→ Dataset records
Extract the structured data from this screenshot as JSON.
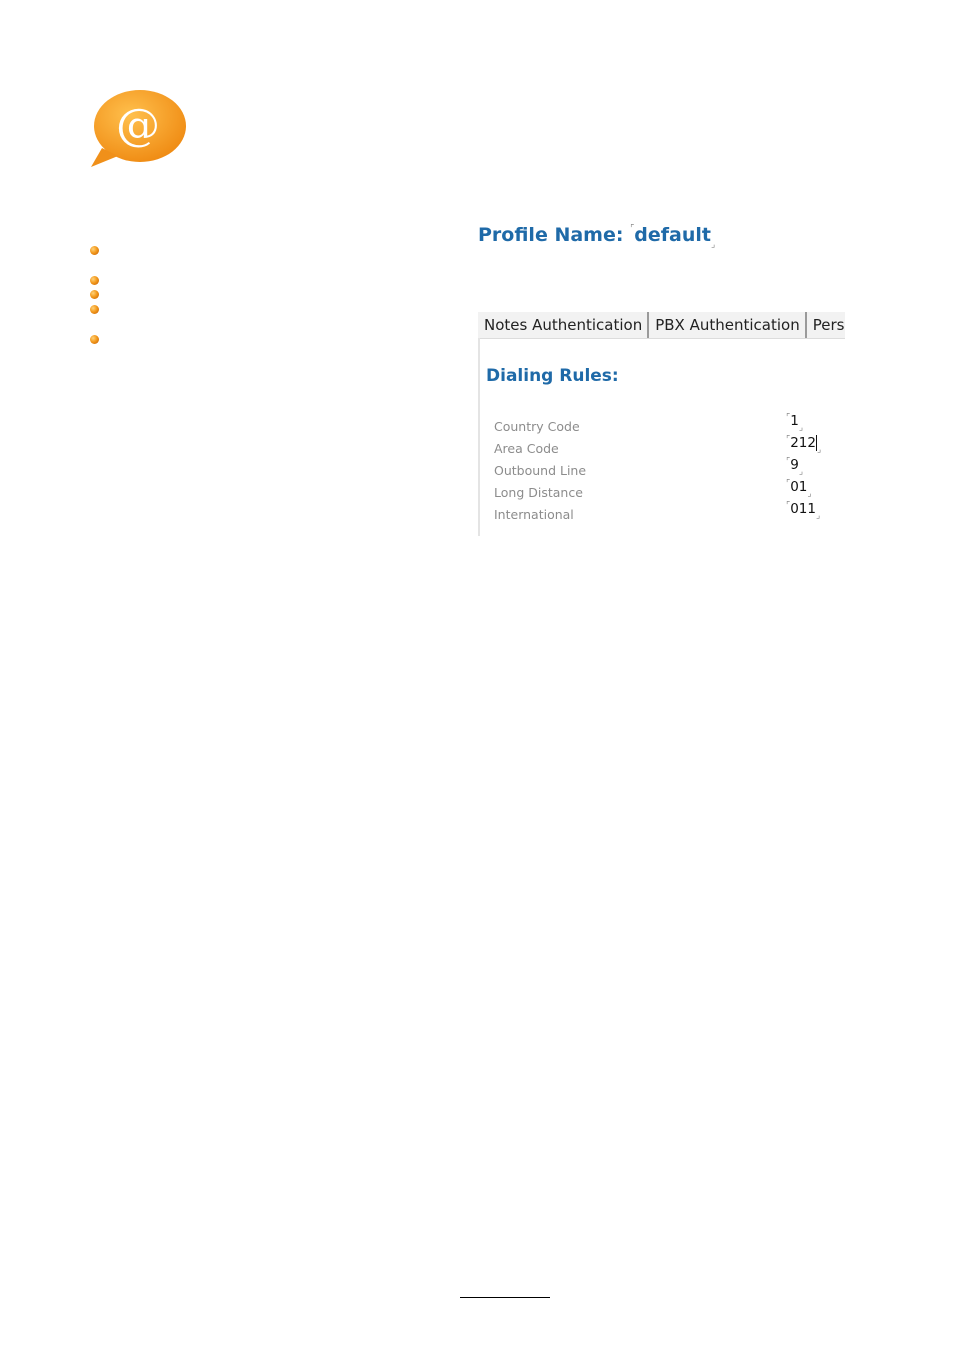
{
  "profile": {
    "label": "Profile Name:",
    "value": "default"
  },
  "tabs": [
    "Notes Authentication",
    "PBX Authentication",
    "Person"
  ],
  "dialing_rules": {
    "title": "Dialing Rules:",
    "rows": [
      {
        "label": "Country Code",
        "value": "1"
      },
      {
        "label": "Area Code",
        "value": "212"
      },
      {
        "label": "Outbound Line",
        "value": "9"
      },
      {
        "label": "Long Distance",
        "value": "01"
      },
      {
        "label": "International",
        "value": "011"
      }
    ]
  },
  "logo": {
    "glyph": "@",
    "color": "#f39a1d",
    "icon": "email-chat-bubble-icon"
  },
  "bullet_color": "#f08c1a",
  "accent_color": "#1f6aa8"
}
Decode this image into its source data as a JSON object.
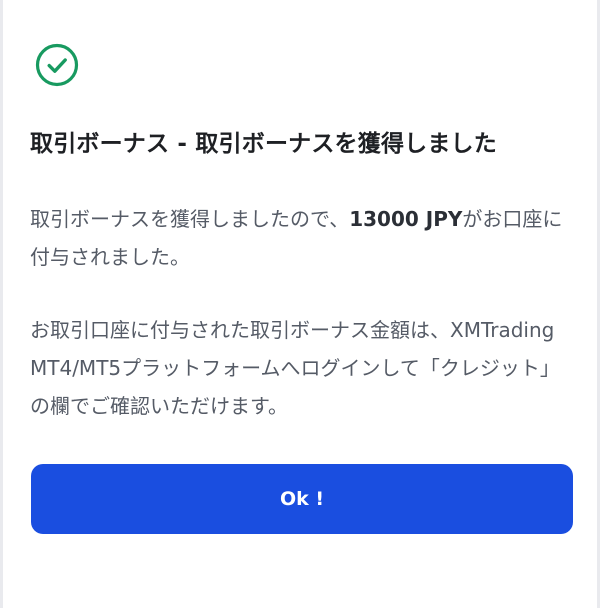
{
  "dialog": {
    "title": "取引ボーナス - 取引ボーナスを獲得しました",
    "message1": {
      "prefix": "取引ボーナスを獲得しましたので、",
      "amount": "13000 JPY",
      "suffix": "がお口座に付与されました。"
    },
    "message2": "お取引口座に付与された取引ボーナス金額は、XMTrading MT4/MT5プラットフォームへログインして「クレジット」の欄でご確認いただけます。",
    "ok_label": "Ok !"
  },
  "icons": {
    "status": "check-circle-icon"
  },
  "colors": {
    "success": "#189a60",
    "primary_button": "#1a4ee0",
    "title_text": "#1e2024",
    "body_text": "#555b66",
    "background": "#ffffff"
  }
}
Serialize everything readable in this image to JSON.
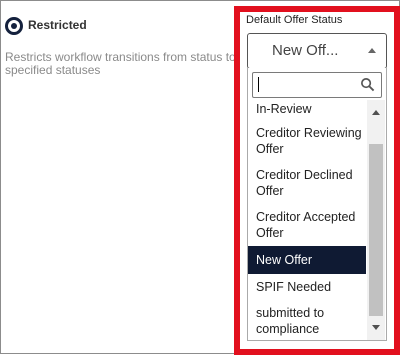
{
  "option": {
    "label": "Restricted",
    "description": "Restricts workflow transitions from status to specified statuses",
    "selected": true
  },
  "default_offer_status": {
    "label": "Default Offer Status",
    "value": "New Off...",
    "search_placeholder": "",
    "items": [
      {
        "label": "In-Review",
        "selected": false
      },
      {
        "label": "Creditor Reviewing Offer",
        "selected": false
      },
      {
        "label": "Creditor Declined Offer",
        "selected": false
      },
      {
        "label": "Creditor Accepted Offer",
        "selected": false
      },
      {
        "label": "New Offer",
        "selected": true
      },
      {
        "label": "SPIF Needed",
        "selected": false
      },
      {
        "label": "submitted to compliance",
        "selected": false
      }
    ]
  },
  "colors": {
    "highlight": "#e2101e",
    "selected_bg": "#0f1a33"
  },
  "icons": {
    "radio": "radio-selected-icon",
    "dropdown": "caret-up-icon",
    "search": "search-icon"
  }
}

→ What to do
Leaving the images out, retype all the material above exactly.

→ Solved problem
Extract the structured data from this screenshot as JSON.
{
  "profile": {
    "label": "Profile Name:",
    "value": "default"
  },
  "tabs": [
    "Notes Authentication",
    "PBX Authentication",
    "Person"
  ],
  "dialing_rules": {
    "title": "Dialing Rules:",
    "rows": [
      {
        "label": "Country Code",
        "value": "1"
      },
      {
        "label": "Area Code",
        "value": "212"
      },
      {
        "label": "Outbound Line",
        "value": "9"
      },
      {
        "label": "Long Distance",
        "value": "01"
      },
      {
        "label": "International",
        "value": "011"
      }
    ]
  },
  "logo": {
    "glyph": "@",
    "color": "#f39a1d",
    "icon": "email-chat-bubble-icon"
  },
  "bullet_color": "#f08c1a",
  "accent_color": "#1f6aa8"
}
Decode this image into its source data as a JSON object.
{
  "dialog": {
    "title": "取引ボーナス - 取引ボーナスを獲得しました",
    "message1": {
      "prefix": "取引ボーナスを獲得しましたので、",
      "amount": "13000 JPY",
      "suffix": "がお口座に付与されました。"
    },
    "message2": "お取引口座に付与された取引ボーナス金額は、XMTrading MT4/MT5プラットフォームへログインして「クレジット」の欄でご確認いただけます。",
    "ok_label": "Ok !"
  },
  "icons": {
    "status": "check-circle-icon"
  },
  "colors": {
    "success": "#189a60",
    "primary_button": "#1a4ee0",
    "title_text": "#1e2024",
    "body_text": "#555b66",
    "background": "#ffffff"
  }
}
Serialize everything readable in this image to JSON.
{
  "option": {
    "label": "Restricted",
    "description": "Restricts workflow transitions from status to specified statuses",
    "selected": true
  },
  "default_offer_status": {
    "label": "Default Offer Status",
    "value": "New Off...",
    "search_placeholder": "",
    "items": [
      {
        "label": "In-Review",
        "selected": false
      },
      {
        "label": "Creditor Reviewing Offer",
        "selected": false
      },
      {
        "label": "Creditor Declined Offer",
        "selected": false
      },
      {
        "label": "Creditor Accepted Offer",
        "selected": false
      },
      {
        "label": "New Offer",
        "selected": true
      },
      {
        "label": "SPIF Needed",
        "selected": false
      },
      {
        "label": "submitted to compliance",
        "selected": false
      }
    ]
  },
  "colors": {
    "highlight": "#e2101e",
    "selected_bg": "#0f1a33"
  },
  "icons": {
    "radio": "radio-selected-icon",
    "dropdown": "caret-up-icon",
    "search": "search-icon"
  }
}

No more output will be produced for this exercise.